To facilitate risk management, when you encounter such a signal, identify the Triggering Reason. Do this systematically, by attributing Reason Codes and keeping track of them.
By deliberately finding a reason, you are actually identifying a risk that is about to become a problem. The signals announce risk materialization impact. Any time you discover a new reason, you have uncovered a new Unmanaged Risk. Whenever you decide to take action, annotate the corresponding reason code, and document the trigger condition, and the action taken (preventive, mitigation, avoidance, etc.).
Typically you will find it is about one of the following two situations:
A one time occurrence of a buffer penetration reason is likely due to Special Cause variation: use common risk analysis techniques to establish if that is the case and if exceptional action is required. If a reason is not due to exceptional circumstances, then it is likely due to Common Cause variation: but you have to resort to occurrence frequency analysis to decide if action is required.
A recurring reason indicates a systematic process problem due to Common Cause variation. It gives you the opportunity to initiate Process Improvement.
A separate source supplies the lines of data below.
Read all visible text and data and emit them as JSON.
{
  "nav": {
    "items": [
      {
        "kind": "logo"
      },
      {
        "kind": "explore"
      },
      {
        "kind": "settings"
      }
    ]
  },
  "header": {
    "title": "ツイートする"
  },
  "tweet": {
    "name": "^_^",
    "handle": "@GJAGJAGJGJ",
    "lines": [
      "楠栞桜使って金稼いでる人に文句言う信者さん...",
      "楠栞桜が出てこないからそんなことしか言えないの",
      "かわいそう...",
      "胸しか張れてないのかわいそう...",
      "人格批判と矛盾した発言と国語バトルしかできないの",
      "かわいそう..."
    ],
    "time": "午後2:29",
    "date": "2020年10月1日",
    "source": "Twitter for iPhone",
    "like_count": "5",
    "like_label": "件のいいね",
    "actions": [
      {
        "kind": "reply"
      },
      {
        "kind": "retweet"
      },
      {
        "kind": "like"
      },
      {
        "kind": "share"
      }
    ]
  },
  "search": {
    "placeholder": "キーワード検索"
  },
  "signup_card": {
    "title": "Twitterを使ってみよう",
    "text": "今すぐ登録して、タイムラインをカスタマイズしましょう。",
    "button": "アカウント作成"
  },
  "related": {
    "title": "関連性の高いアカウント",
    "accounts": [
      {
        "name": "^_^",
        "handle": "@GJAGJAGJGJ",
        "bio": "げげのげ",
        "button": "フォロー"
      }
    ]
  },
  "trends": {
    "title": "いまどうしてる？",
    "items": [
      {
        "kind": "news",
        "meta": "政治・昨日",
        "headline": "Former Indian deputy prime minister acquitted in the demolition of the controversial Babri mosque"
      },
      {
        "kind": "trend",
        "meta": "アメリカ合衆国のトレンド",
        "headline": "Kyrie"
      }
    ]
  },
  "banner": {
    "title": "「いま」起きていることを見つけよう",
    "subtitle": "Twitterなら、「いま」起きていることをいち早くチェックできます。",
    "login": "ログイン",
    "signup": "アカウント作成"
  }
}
Notice this last finding: we have a systematic way to identify where we can improve the process. Compare this to pharaonic “process improvement” initiatives, like CMMI and similar ones, where all and everything is “improved” all the time — yet more “working software” is not delivered, despite all the “improvements.”
This is an instance where you can see the Theory of Constraints in action, giving you focus and leveraging power.
Root Cause Analysis
You can then use Root Cause Analysis to focus improvement initiatives where they have the most effect. Always record the causes of problems. Subsequently you can perform a Pareto Analysis to find the most common or expensive problems. Yes! This is how you find the process constraint, even when the process is immaterial. This is the constraint that prevents your software production process/organization/system from delivering as desired.
The TOC philosophy is clear: not everything is worth improving; only the most common or expensive problems. Focus efforts where they can have the most effect.
By doing this systematically, many common cause variations (inherent and systematic problems to your process) can be eliminated or reduced; and preventive measures taken for the improvement of the entire process. The non-recurring reason codes indicate special cause variation, and need urgent action once confirmed.
Naturally, a reason code by itself is not sufficient to trigger an action. While all the reasons producing a yellow zone penetration should be recorded too, they should not induce you to take action. You must record all the reasons producing red zone penetration. They might not be the real cause of the incident; there might be Concomitant Causes, Cumulative Effects, and so on. Apply common risk management wisdom!
This is when Root Cause Analysis is needed to identify the ultimate reason or reasons, and to ensure the process improvement effort can be more focused and effective. In the next post we will see what tools the Theory of Constraints has to offer to allow you to perform root cause analysis. Thereafter we will tie all this together, and see how we can improve risk management in a Kanban process.